# Field and Field Axioms.

I wanted to ask what are field and field axioms? I have tried looking on Wikipedia and Wolfram But They are too are advanced and I cant a understand one bit.So please any help would be much appreciated. Also there is a question in my book :"What is the difference between Real and the Complex fields?" As I don't know anything about fields ,so I don't know the answer too and cant think of one as well ( as I repeat I don't know anything about fields),So please again any help would be much appreciated on understanding Fields and field axioms. THANKS VERY MUCH

• Fields informally speaking are places where you can add, subtract, multiply and divide. So $\Bbb Q$, $\Bbb R$, $\Bbb C$ are all fields, while $\Bbb Z$ is not because you cannot divide two things in $\Bbb Z$ and get something still in $\Bbb Z$. – Gregory Grant Aug 29 '15 at 11:55

A field is a set of numbers which satisfy some calculation rules. For the field the following rules hold:

1. Addition has the neutral element 0
2. Addition has an inverse (adding the negative part to a number)

Multiplication rules

1. Multiplication has the neutral element 1
2. Multiplication is always invertible (by division)
3. Multiplication is associative

4. And another important fact is that the distributive law holds!

Real fields are fields of real numbers while complex fields consist on complex numbers.

• You may not have answered the question. One could argue to answer it properly you need to show $\not\exists$ an isomorphism $\Bbb R\to\Bbb C$ as fields. – Gregory Grant Aug 29 '15 at 12:13
• So how is the real field different from the complex field – Batwayne Aug 31 '15 at 7:56
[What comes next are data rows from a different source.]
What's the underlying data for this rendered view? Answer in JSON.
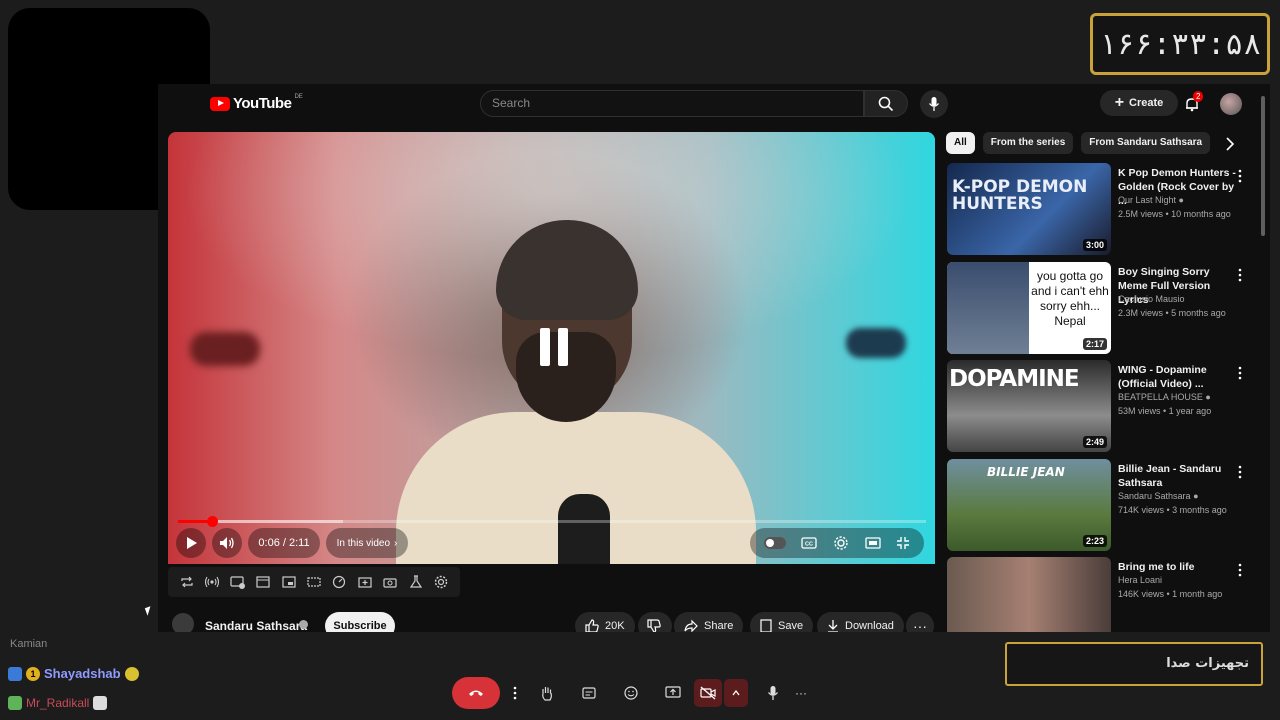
{
  "overlay": {
    "timer": "۱۶۶:۳۳:۵۸",
    "notification_text": "تجهیزات صدا"
  },
  "youtube": {
    "logo_text": "YouTube",
    "logo_country": "DE",
    "search_placeholder": "Search",
    "create_label": "Create",
    "notification_count": "2",
    "player": {
      "time": "0:06 / 2:11",
      "in_this_video": "In this video",
      "progress_fraction": 0.046,
      "state": "paused"
    },
    "channel": {
      "name": "Sandaru Sathsara",
      "subscribe_label": "Subscribe",
      "likes": "20K",
      "share_label": "Share",
      "save_label": "Save",
      "download_label": "Download"
    },
    "chips": [
      "All",
      "From the series",
      "From Sandaru Sathsara"
    ],
    "recommendations": [
      {
        "title": "K Pop Demon Hunters - Golden (Rock Cover by ...",
        "channel": "Our Last Night",
        "verified": true,
        "stats": "2.5M views • 10 months ago",
        "duration": "3:00",
        "thumb_text": "K-POP DEMON HUNTERS"
      },
      {
        "title": "Boy Singing Sorry Meme Full Version Lyrics",
        "channel": "Cactusio Mausio",
        "verified": false,
        "stats": "2.3M views • 5 months ago",
        "duration": "2:17",
        "thumb_text": "you gotta go and i can't ehh sorry ehh... Nepal"
      },
      {
        "title": "WING - Dopamine (Official Video) ...",
        "channel": "BEATPELLA HOUSE",
        "verified": true,
        "stats": "53M views • 1 year ago",
        "duration": "2:49",
        "thumb_text": "DOPAMINE"
      },
      {
        "title": "Billie Jean - Sandaru Sathsara",
        "channel": "Sandaru Sathsara",
        "verified": true,
        "stats": "714K views • 3 months ago",
        "duration": "2:23",
        "thumb_text": "BILLIE JEAN"
      },
      {
        "title": "Bring me to life",
        "channel": "Hera Loani",
        "verified": false,
        "stats": "146K views • 1 month ago",
        "duration": "",
        "thumb_text": ""
      }
    ]
  },
  "chat": {
    "cut_name": "Kamian",
    "user1": "Shayadshab",
    "user1_badge": "1",
    "user2": "Mr_Radikall"
  }
}
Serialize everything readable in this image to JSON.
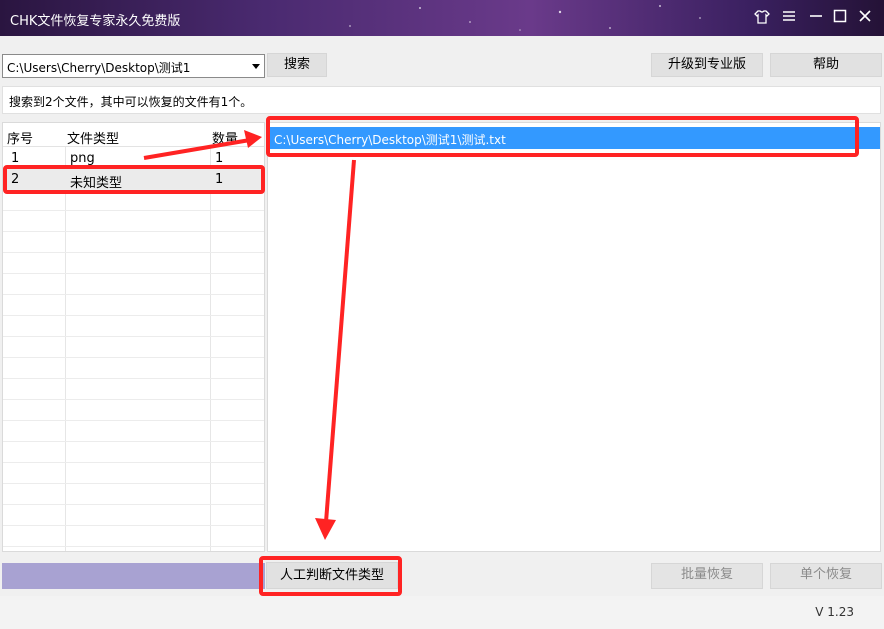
{
  "window": {
    "title": "CHK文件恢复专家永久免费版",
    "controls": [
      "skin-icon",
      "menu-icon",
      "minimize-icon",
      "maximize-icon",
      "close-icon"
    ]
  },
  "toolbar": {
    "path_value": "C:\\Users\\Cherry\\Desktop\\测试1",
    "search_label": "搜索",
    "upgrade_label": "升级到专业版",
    "help_label": "帮助"
  },
  "status_text": "搜索到2个文件，其中可以恢复的文件有1个。",
  "file_types": {
    "columns": [
      "序号",
      "文件类型",
      "数量"
    ],
    "rows": [
      {
        "index": "1",
        "type": "png",
        "count": "1"
      },
      {
        "index": "2",
        "type": "未知类型",
        "count": "1"
      }
    ]
  },
  "file_list": {
    "items": [
      "C:\\Users\\Cherry\\Desktop\\测试1\\测试.txt"
    ]
  },
  "actions": {
    "manual_type_label": "人工判断文件类型",
    "batch_restore_label": "批量恢复",
    "single_restore_label": "单个恢复"
  },
  "version": "V 1.23",
  "colors": {
    "annotation": "#ff2323",
    "selection": "#3399ff",
    "progress": "#a8a2d2"
  }
}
In addition to the axioms given by kryomaxim, a field also must satisfy (5).... Addition and multiplication are commutative , and (6).... $0 \ne 1$. If all of the requirements are met except commutative multiplication, it is called a Division Ring With Unit. (The "unit" is 1). There is no real number x that satisfies $x^2+1=0$ but there certainly is a complex number that does. The usual terminology for a field F which is a subset of a field G is that F is a sub-field of G.

(0) x + y ∈ F and x · y ∈ F for any x, y ∈ F (closure under addition and multiplication). (1) x + (y + z) = (x + y) + z and x · (y · z) = (x · y) · z for any x, y, z ∈ F (associativity of addition and multiplication). (2) x + y = y + x and x · y = y · x for any x, y ∈ F (commutativity of addition and multiplication). (3) x + 0 = x and x · 1 = x for all x ∈ F (0 and 1 are called the additive identity and the multiplicative identity, respectively). (4) For any x ∈ F, there is a w ∈ F such that x + w = 0 (existence of negatives). Moreover, if x ̸= 0, then there is also an r ∈ F such that x · r = 1 (existence of reciprocals). We denote w = −x and r = x −1 . 4 (5) x · (y + z) = x · y + x · z for any x, y, z ∈ F (distributivity of addition over multiplication).